there there is no road in Grimsby that leads anywhere. The town is not a staging post, it is a destination, along with Cleethorpes, the seaside resort it joins.
Half a mile from amusement arcades and fish and chip shops on every corner is Blundell Park. All that lay beyond, 120 yards beyond to be precise, was the sea wall with the River Humber and the North Sea stretching into the distance. It is England’s closest land to the sea.
There is something unique about supporting a football club that sits on one geographical foot. This is our Town, our club and we guard it jealously.
The club crest depicts a trawler and three fish, while Harry Haddock has once again become the FA Cup fashion accessory de jour, 34 years on from that glorious day when 3,500 inflatables were pushed skyward on the far terrace for the fifth-round tie at Wimbledon’s Plow Lane.
It’s rare for Grimsby Town to invade the national football consciousness, but being a Mariner is part of who we are every day. For good and bad.
Grimsby Town travel to Brighton today to take the next step in their memorable FA Cup run
There is something unique about supporting a football club that sits on one geographical foot
It’s rare for Grimsby to invade the national football consciousness but being a Mariner is part of who we are every day. For good and bad.
My first Town game was a 4-1 win against Southend in January 1972, a promotion year under Lawrie McMenemy. There have been seven more promotions since then, three through the play-offs. There were also two play-off final defeats. And eight relegations. Sixteen division changes in 51 seasons.
Seven days at Wembley. Three wins, four losses. Standing next to my dad when a Wayne Burnett golden goal won the 1998 Auto Windscreens Trophy final against Bournemouth stands out as a glorious moment of disbelief.
Defeat to Bristol Rovers in a National League Play-Off final penalty shootout in 2015 is a scar that has never fully healed despite our redemption 12 months later on the same pitch.
It is never static, rarely humdrum. As high as topping the Championship table the night England beat Germany 5-1 in Munich in 2001. As low as being thrashed 5-0 at Braintree Town to sit bottom of the National League a month before 10 years later.
But through it all, Town fans are traveling in their numbers.
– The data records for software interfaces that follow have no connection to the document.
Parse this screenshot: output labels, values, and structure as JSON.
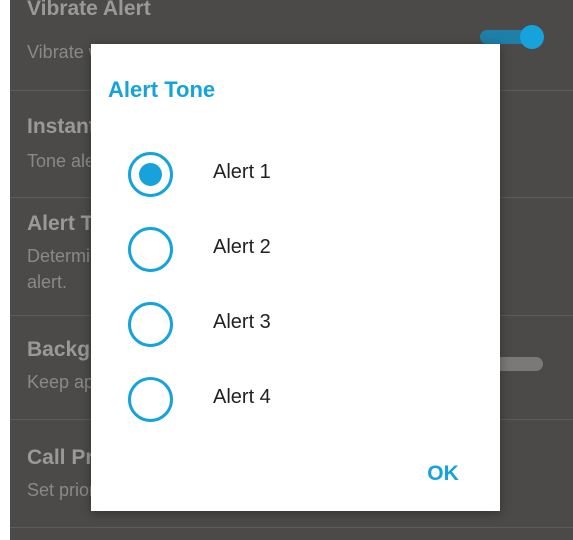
{
  "settings": {
    "items": [
      {
        "title": "Vibrate Alert",
        "summary": "Vibrate when an alert is received"
      },
      {
        "title": "Instant Alert",
        "summary": "Tone alert"
      },
      {
        "title": "Alert Tone",
        "summary": "Determine the tone of the",
        "summary2": "alert."
      },
      {
        "title": "Background",
        "summary": "Keep app"
      },
      {
        "title": "Call Priority",
        "summary": "Set priority"
      }
    ],
    "vibrate_switch_on": true,
    "background_switch_on": false
  },
  "dialog": {
    "title": "Alert Tone",
    "options": [
      {
        "label": "Alert 1",
        "selected": true
      },
      {
        "label": "Alert 2",
        "selected": false
      },
      {
        "label": "Alert 3",
        "selected": false
      },
      {
        "label": "Alert 4",
        "selected": false
      }
    ],
    "ok_label": "OK"
  },
  "colors": {
    "accent": "#16a3dc",
    "background": "#4b4a48"
  }
}
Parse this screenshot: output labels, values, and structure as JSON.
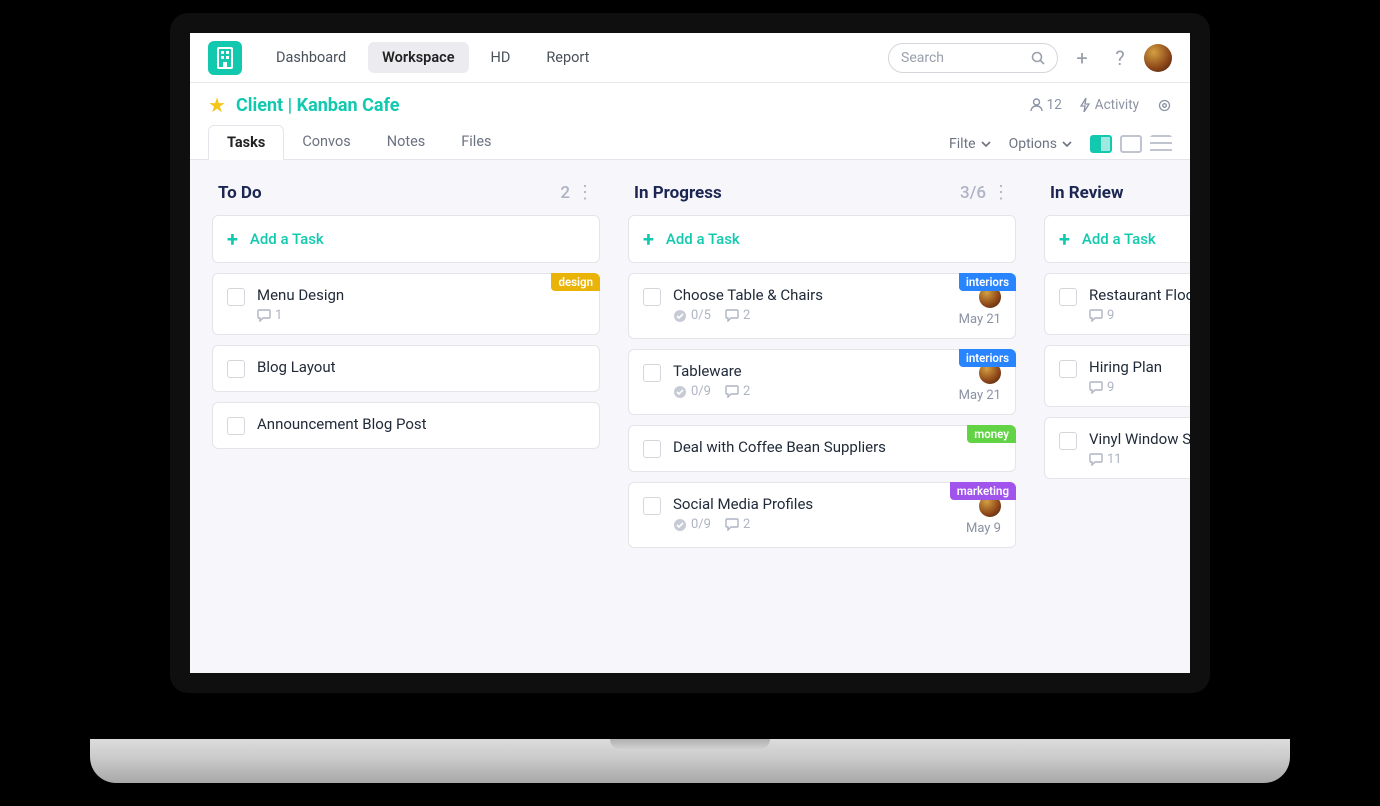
{
  "nav": {
    "items": [
      "Dashboard",
      "Workspace",
      "HD",
      "Report"
    ],
    "active_index": 1
  },
  "search": {
    "placeholder": "Search"
  },
  "header_icons": {
    "plus": "+",
    "help": "?"
  },
  "client": {
    "title": "Client | Kanban Cafe",
    "people_count": "12",
    "activity_label": "Activity"
  },
  "tabs": {
    "items": [
      "Tasks",
      "Convos",
      "Notes",
      "Files"
    ],
    "active_index": 0,
    "filter_label": "Filte",
    "options_label": "Options"
  },
  "add_task_label": "Add a Task",
  "columns": [
    {
      "title": "To Do",
      "count": "2",
      "cards": [
        {
          "title": "Menu Design",
          "tag": "design",
          "subtasks": "",
          "comments": "1",
          "due": "",
          "avatar": false
        },
        {
          "title": "Blog Layout",
          "tag": "",
          "subtasks": "",
          "comments": "",
          "due": "",
          "avatar": false
        },
        {
          "title": "Announcement Blog Post",
          "tag": "",
          "subtasks": "",
          "comments": "",
          "due": "",
          "avatar": false
        }
      ]
    },
    {
      "title": "In Progress",
      "count": "3/6",
      "cards": [
        {
          "title": "Choose Table & Chairs",
          "tag": "interiors",
          "subtasks": "0/5",
          "comments": "2",
          "due": "May 21",
          "avatar": true
        },
        {
          "title": "Tableware",
          "tag": "interiors",
          "subtasks": "0/9",
          "comments": "2",
          "due": "May 21",
          "avatar": true
        },
        {
          "title": "Deal with Coffee Bean Suppliers",
          "tag": "money",
          "subtasks": "",
          "comments": "",
          "due": "",
          "avatar": false
        },
        {
          "title": "Social Media Profiles",
          "tag": "marketing",
          "subtasks": "0/9",
          "comments": "2",
          "due": "May 9",
          "avatar": true
        }
      ]
    },
    {
      "title": "In Review",
      "count": "",
      "cards": [
        {
          "title": "Restaurant Floor Plan",
          "tag": "",
          "subtasks": "",
          "comments": "9",
          "due": "",
          "avatar": false
        },
        {
          "title": "Hiring Plan",
          "tag": "",
          "subtasks": "",
          "comments": "9",
          "due": "",
          "avatar": false
        },
        {
          "title": "Vinyl Window Stickers",
          "tag": "",
          "subtasks": "",
          "comments": "11",
          "due": "",
          "avatar": false
        }
      ]
    }
  ]
}
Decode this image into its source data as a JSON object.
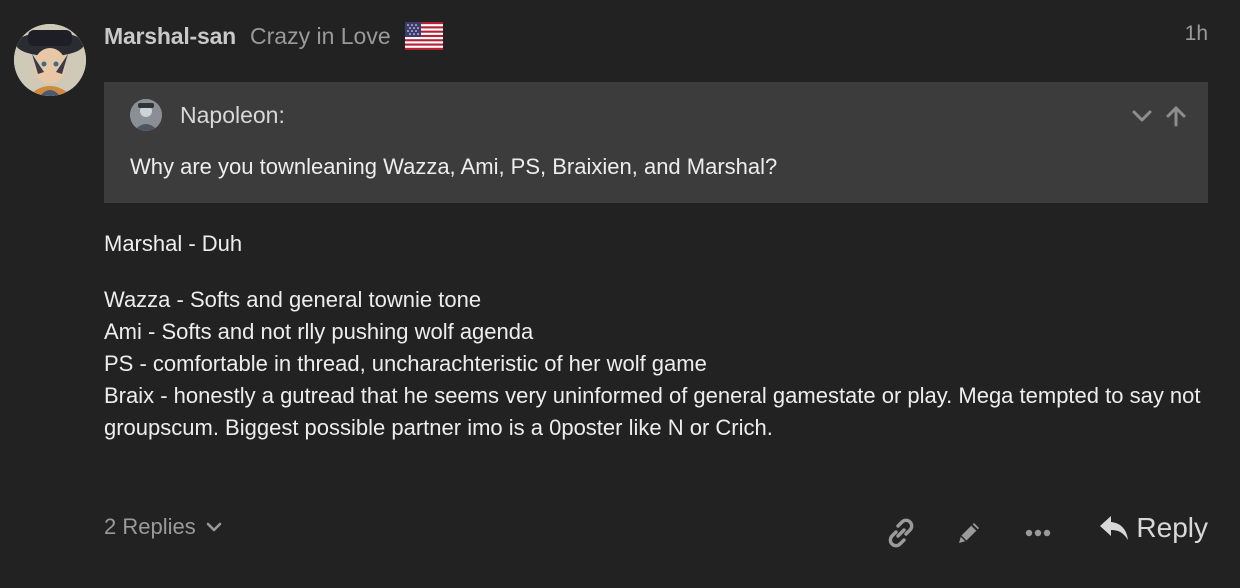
{
  "post": {
    "username": "Marshal-san",
    "user_title": "Crazy in Love",
    "flag_icon": "us-flag-icon",
    "date": "1h",
    "quote": {
      "author": "Napoleon:",
      "text": "Why are you townleaning Wazza, Ami, PS, Braixien, and Marshal?",
      "controls": [
        "chevron-down-icon",
        "arrow-up-icon"
      ]
    },
    "body": {
      "paragraph1": "Marshal - Duh",
      "lines": [
        "Wazza - Softs and general townie tone",
        "Ami - Softs and not rlly pushing wolf agenda",
        "PS - comfortable in thread, uncharachteristic of her wolf game",
        "Braix - honestly a gutread that he seems very uninformed of general gamestate or play. Mega tempted to say not groupscum. Biggest possible partner imo is a 0poster like N or Crich."
      ]
    },
    "actions": {
      "replies_label": "2 Replies",
      "reply_label": "Reply",
      "icons": [
        "link-icon",
        "pencil-icon",
        "more-icon",
        "reply-icon"
      ]
    }
  },
  "colors": {
    "background": "#222222",
    "quote_background": "#3c3c3c",
    "primary_text": "#ededed",
    "muted_text": "#9a9a9a"
  }
}
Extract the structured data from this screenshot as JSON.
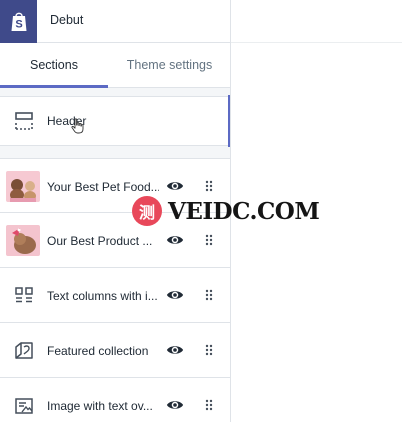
{
  "app": {
    "theme_name": "Debut"
  },
  "tabs": [
    {
      "label": "Sections",
      "active": true
    },
    {
      "label": "Theme settings",
      "active": false
    }
  ],
  "header_section": {
    "label": "Header",
    "icon": "header-layout-icon",
    "selected": true
  },
  "sections": [
    {
      "label": "Your Best Pet Food...",
      "icon": "image-thumbnail",
      "visible": true
    },
    {
      "label": "Our Best Product ...",
      "icon": "image-thumbnail",
      "visible": true
    },
    {
      "label": "Text columns with i...",
      "icon": "text-columns-icon",
      "visible": true
    },
    {
      "label": "Featured collection",
      "icon": "collection-icon",
      "visible": true
    },
    {
      "label": "Image with text ov...",
      "icon": "image-overlay-icon",
      "visible": true
    }
  ],
  "watermark": {
    "badge_text": "测",
    "text": "VEIDC.COM"
  },
  "colors": {
    "accent": "#5c6ac4",
    "logo_bg": "#3f4a8a",
    "panel_bg": "#f4f6f8",
    "border": "#dfe3e8"
  }
}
From Chasetown to Chelsea, from Brigg Town to Brighton.
Singing songs about nights out in Nunsthorpe (a quiet residential part of Cleethorpes) and greasy chip butties and the more famous ditty ‘We only sing when we fish.’
The Mariners had the next highest average away in the National League last year, while earlier this month, 4,300 traveled to Southampton on Wednesday night.
More will travel from the east coast to the south coast today to tackle a side of Brighton we shouldn’t have a prayer of defeating.
On the same Saturday in December that Brighton’s Alexis Mac Allister helped Argentina win the quarter-finals in Qatar on their way to World Cup glory, I watched Town lose in League Two 1-0 against AFC Wimbledon in new Plow Lane. Worlds apart.
Sunday was an uneven contest. We know that. But we are there and the black and white stripes are in worse places.
It took us six years and three failed play-off campaigns before we returned to the EFL under Paul Hurst after we first left it in May 2010.
Our miraculous play-off ride to get us back into the Football League was one to remember
Paul Hurst guides us through two campaigns that won promotion from the National League
Last season, we immediately returned in a technicolor flash, under Hurstie again, brought back to Blundell Park by our new owners, a self-made internet entrepreneur in Jason Stockwood and Andrew Pettit, the head of a family butchers. Town fans through and through.
If Leicester winning the Premier League was a story of impossibility, so was our National League play-off ride last season, beating the three clubs that finished above us, two of them away from home, all of them from a goal down and all. them in the dying minutes of extra-time.
And so in this year’s cup run. We became the first club in FA Cup history to beat five teams from a higher division in the same season.
Can we be six? I do not think so. But we will still sing. And we will still be proud.
News/Image Sources: Daily Mail